(About this exercise):
Copy every record below exactly as it appears.

BEGIN Records for the task

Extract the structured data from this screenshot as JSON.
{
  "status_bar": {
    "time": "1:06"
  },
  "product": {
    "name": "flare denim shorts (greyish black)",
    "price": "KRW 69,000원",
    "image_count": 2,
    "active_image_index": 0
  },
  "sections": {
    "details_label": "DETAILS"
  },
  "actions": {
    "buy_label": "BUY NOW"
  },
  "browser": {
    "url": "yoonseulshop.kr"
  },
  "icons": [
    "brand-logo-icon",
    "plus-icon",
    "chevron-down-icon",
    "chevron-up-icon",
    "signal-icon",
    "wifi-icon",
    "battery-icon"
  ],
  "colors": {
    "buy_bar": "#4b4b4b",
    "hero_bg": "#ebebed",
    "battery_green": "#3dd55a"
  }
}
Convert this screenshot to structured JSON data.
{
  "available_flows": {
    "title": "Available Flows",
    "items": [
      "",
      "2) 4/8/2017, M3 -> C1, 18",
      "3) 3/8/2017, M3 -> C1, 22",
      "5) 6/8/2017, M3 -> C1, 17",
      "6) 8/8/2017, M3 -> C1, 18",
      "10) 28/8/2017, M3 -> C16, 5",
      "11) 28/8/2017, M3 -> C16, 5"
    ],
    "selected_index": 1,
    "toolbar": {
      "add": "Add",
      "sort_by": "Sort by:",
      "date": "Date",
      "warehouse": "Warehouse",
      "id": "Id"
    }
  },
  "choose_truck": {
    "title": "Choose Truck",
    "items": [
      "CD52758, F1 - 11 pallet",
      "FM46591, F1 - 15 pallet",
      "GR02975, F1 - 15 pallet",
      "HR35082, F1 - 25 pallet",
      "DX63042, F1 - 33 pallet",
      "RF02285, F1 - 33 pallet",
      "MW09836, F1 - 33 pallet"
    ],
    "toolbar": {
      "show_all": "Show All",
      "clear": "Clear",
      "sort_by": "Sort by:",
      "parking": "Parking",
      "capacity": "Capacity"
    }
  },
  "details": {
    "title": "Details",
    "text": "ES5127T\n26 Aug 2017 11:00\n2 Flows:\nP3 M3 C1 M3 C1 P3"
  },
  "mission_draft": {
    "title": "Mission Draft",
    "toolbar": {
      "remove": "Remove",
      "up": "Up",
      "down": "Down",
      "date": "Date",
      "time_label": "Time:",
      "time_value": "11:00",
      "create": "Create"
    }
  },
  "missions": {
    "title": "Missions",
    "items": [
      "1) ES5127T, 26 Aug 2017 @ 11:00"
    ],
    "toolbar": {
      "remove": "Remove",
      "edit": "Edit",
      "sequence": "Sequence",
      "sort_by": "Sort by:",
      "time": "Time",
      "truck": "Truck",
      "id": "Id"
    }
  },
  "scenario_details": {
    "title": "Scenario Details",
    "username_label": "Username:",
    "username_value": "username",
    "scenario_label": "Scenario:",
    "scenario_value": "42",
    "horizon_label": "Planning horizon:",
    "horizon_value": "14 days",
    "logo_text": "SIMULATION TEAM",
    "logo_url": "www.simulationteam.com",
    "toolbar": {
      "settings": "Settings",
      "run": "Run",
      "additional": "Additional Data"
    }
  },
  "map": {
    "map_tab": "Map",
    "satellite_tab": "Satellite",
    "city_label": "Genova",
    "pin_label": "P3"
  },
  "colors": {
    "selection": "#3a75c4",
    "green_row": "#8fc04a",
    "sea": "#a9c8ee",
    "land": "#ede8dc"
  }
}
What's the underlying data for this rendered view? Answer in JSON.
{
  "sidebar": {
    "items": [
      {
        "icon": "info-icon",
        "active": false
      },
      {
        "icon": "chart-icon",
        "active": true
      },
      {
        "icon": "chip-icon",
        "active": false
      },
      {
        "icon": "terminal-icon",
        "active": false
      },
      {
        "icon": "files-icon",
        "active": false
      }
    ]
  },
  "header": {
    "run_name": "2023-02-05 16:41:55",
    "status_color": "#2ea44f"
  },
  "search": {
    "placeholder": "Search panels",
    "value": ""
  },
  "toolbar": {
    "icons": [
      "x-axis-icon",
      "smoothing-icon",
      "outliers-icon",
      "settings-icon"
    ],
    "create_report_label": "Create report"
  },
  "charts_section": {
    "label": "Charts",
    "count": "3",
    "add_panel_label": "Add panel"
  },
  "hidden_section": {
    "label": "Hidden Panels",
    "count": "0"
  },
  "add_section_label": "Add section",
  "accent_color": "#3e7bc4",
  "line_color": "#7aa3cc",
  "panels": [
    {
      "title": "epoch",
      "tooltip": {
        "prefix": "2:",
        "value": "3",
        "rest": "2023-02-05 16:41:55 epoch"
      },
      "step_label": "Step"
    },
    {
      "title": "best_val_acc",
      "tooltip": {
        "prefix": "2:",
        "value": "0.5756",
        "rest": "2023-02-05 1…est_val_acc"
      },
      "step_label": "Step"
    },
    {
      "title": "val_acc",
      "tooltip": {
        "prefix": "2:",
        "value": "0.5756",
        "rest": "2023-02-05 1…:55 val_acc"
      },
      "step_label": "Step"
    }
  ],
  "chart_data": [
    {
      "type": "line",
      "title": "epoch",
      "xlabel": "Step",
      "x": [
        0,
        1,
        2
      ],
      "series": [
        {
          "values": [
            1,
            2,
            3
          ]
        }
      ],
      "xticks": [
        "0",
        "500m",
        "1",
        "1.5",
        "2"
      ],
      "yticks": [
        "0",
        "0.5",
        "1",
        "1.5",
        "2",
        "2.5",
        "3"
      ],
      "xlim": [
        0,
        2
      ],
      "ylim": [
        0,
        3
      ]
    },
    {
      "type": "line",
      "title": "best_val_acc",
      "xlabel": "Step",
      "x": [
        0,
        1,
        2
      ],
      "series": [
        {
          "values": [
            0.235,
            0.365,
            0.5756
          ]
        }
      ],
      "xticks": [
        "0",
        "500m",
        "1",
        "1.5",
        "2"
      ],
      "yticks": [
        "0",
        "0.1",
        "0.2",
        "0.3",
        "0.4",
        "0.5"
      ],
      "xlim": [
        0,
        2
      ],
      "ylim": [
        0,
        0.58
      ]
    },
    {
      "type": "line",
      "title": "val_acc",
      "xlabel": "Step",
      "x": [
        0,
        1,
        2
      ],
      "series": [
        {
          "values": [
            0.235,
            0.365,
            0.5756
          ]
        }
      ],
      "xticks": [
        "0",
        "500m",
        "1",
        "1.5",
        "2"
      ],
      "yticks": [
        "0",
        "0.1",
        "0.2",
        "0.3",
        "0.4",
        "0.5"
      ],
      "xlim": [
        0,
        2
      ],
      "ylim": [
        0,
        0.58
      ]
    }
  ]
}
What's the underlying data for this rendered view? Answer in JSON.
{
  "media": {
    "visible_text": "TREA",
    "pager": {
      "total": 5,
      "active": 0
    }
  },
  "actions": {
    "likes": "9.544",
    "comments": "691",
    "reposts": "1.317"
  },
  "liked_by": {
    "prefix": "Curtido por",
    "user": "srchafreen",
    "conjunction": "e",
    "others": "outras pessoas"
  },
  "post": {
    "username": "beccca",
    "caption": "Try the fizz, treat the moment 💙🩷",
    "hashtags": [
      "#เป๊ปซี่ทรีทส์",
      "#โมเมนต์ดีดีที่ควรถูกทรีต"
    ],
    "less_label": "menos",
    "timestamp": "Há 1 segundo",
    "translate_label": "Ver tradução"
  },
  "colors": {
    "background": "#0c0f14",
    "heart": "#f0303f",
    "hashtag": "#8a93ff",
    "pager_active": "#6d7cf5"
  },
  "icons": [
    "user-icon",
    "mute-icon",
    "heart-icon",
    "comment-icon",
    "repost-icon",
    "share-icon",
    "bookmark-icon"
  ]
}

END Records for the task

(Output for this task):
Extract the structured data from this screenshot as JSON.
{
  "status_bar": {
    "time": "1:06"
  },
  "product": {
    "name": "flare denim shorts (greyish black)",
    "price": "KRW 69,000원",
    "image_count": 2,
    "active_image_index": 0
  },
  "sections": {
    "details_label": "DETAILS"
  },
  "actions": {
    "buy_label": "BUY NOW"
  },
  "browser": {
    "url": "yoonseulshop.kr"
  },
  "icons": [
    "brand-logo-icon",
    "plus-icon",
    "chevron-down-icon",
    "chevron-up-icon",
    "signal-icon",
    "wifi-icon",
    "battery-icon"
  ],
  "colors": {
    "buy_bar": "#4b4b4b",
    "hero_bg": "#ebebed",
    "battery_green": "#3dd55a"
  }
}
Convert this screenshot to structured JSON data.
{
  "available_flows": {
    "title": "Available Flows",
    "items": [
      "",
      "2) 4/8/2017, M3 -> C1, 18",
      "3) 3/8/2017, M3 -> C1, 22",
      "5) 6/8/2017, M3 -> C1, 17",
      "6) 8/8/2017, M3 -> C1, 18",
      "10) 28/8/2017, M3 -> C16, 5",
      "11) 28/8/2017, M3 -> C16, 5"
    ],
    "selected_index": 1,
    "toolbar": {
      "add": "Add",
      "sort_by": "Sort by:",
      "date": "Date",
      "warehouse": "Warehouse",
      "id": "Id"
    }
  },
  "choose_truck": {
    "title": "Choose Truck",
    "items": [
      "CD52758, F1 - 11 pallet",
      "FM46591, F1 - 15 pallet",
      "GR02975, F1 - 15 pallet",
      "HR35082, F1 - 25 pallet",
      "DX63042, F1 - 33 pallet",
      "RF02285, F1 - 33 pallet",
      "MW09836, F1 - 33 pallet"
    ],
    "toolbar": {
      "show_all": "Show All",
      "clear": "Clear",
      "sort_by": "Sort by:",
      "parking": "Parking",
      "capacity": "Capacity"
    }
  },
  "details": {
    "title": "Details",
    "text": "ES5127T\n26 Aug 2017 11:00\n2 Flows:\nP3 M3 C1 M3 C1 P3"
  },
  "mission_draft": {
    "title": "Mission Draft",
    "toolbar": {
      "remove": "Remove",
      "up": "Up",
      "down": "Down",
      "date": "Date",
      "time_label": "Time:",
      "time_value": "11:00",
      "create": "Create"
    }
  },
  "missions": {
    "title": "Missions",
    "items": [
      "1) ES5127T, 26 Aug 2017 @ 11:00"
    ],
    "toolbar": {
      "remove": "Remove",
      "edit": "Edit",
      "sequence": "Sequence",
      "sort_by": "Sort by:",
      "time": "Time",
      "truck": "Truck",
      "id": "Id"
    }
  },
  "scenario_details": {
    "title": "Scenario Details",
    "username_label": "Username:",
    "username_value": "username",
    "scenario_label": "Scenario:",
    "scenario_value": "42",
    "horizon_label": "Planning horizon:",
    "horizon_value": "14 days",
    "logo_text": "SIMULATION TEAM",
    "logo_url": "www.simulationteam.com",
    "toolbar": {
      "settings": "Settings",
      "run": "Run",
      "additional": "Additional Data"
    }
  },
  "map": {
    "map_tab": "Map",
    "satellite_tab": "Satellite",
    "city_label": "Genova",
    "pin_label": "P3"
  },
  "colors": {
    "selection": "#3a75c4",
    "green_row": "#8fc04a",
    "sea": "#a9c8ee",
    "land": "#ede8dc"
  }
}
What's the underlying data for this rendered view? Answer in JSON.
{
  "sidebar": {
    "items": [
      {
        "icon": "info-icon",
        "active": false
      },
      {
        "icon": "chart-icon",
        "active": true
      },
      {
        "icon": "chip-icon",
        "active": false
      },
      {
        "icon": "terminal-icon",
        "active": false
      },
      {
        "icon": "files-icon",
        "active": false
      }
    ]
  },
  "header": {
    "run_name": "2023-02-05 16:41:55",
    "status_color": "#2ea44f"
  },
  "search": {
    "placeholder": "Search panels",
    "value": ""
  },
  "toolbar": {
    "icons": [
      "x-axis-icon",
      "smoothing-icon",
      "outliers-icon",
      "settings-icon"
    ],
    "create_report_label": "Create report"
  },
  "charts_section": {
    "label": "Charts",
    "count": "3",
    "add_panel_label": "Add panel"
  },
  "hidden_section": {
    "label": "Hidden Panels",
    "count": "0"
  },
  "add_section_label": "Add section",
  "accent_color": "#3e7bc4",
  "line_color": "#7aa3cc",
  "panels": [
    {
      "title": "epoch",
      "tooltip": {
        "prefix": "2:",
        "value": "3",
        "rest": "2023-02-05 16:41:55 epoch"
      },
      "step_label": "Step"
    },
    {
      "title": "best_val_acc",
      "tooltip": {
        "prefix": "2:",
        "value": "0.5756",
        "rest": "2023-02-05 1…est_val_acc"
      },
      "step_label": "Step"
    },
    {
      "title": "val_acc",
      "tooltip": {
        "prefix": "2:",
        "value": "0.5756",
        "rest": "2023-02-05 1…:55 val_acc"
      },
      "step_label": "Step"
    }
  ],
  "chart_data": [
    {
      "type": "line",
      "title": "epoch",
      "xlabel": "Step",
      "x": [
        0,
        1,
        2
      ],
      "series": [
        {
          "values": [
            1,
            2,
            3
          ]
        }
      ],
      "xticks": [
        "0",
        "500m",
        "1",
        "1.5",
        "2"
      ],
      "yticks": [
        "0",
        "0.5",
        "1",
        "1.5",
        "2",
        "2.5",
        "3"
      ],
      "xlim": [
        0,
        2
      ],
      "ylim": [
        0,
        3
      ]
    },
    {
      "type": "line",
      "title": "best_val_acc",
      "xlabel": "Step",
      "x": [
        0,
        1,
        2
      ],
      "series": [
        {
          "values": [
            0.235,
            0.365,
            0.5756
          ]
        }
      ],
      "xticks": [
        "0",
        "500m",
        "1",
        "1.5",
        "2"
      ],
      "yticks": [
        "0",
        "0.1",
        "0.2",
        "0.3",
        "0.4",
        "0.5"
      ],
      "xlim": [
        0,
        2
      ],
      "ylim": [
        0,
        0.58
      ]
    },
    {
      "type": "line",
      "title": "val_acc",
      "xlabel": "Step",
      "x": [
        0,
        1,
        2
      ],
      "series": [
        {
          "values": [
            0.235,
            0.365,
            0.5756
          ]
        }
      ],
      "xticks": [
        "0",
        "500m",
        "1",
        "1.5",
        "2"
      ],
      "yticks": [
        "0",
        "0.1",
        "0.2",
        "0.3",
        "0.4",
        "0.5"
      ],
      "xlim": [
        0,
        2
      ],
      "ylim": [
        0,
        0.58
      ]
    }
  ]
}
What's the underlying data for this rendered view? Answer in JSON.
{
  "media": {
    "visible_text": "TREA",
    "pager": {
      "total": 5,
      "active": 0
    }
  },
  "actions": {
    "likes": "9.544",
    "comments": "691",
    "reposts": "1.317"
  },
  "liked_by": {
    "prefix": "Curtido por",
    "user": "srchafreen",
    "conjunction": "e",
    "others": "outras pessoas"
  },
  "post": {
    "username": "beccca",
    "caption": "Try the fizz, treat the moment 💙🩷",
    "hashtags": [
      "#เป๊ปซี่ทรีทส์",
      "#โมเมนต์ดีดีที่ควรถูกทรีต"
    ],
    "less_label": "menos",
    "timestamp": "Há 1 segundo",
    "translate_label": "Ver tradução"
  },
  "colors": {
    "background": "#0c0f14",
    "heart": "#f0303f",
    "hashtag": "#8a93ff",
    "pager_active": "#6d7cf5"
  },
  "icons": [
    "user-icon",
    "mute-icon",
    "heart-icon",
    "comment-icon",
    "repost-icon",
    "share-icon",
    "bookmark-icon"
  ]
}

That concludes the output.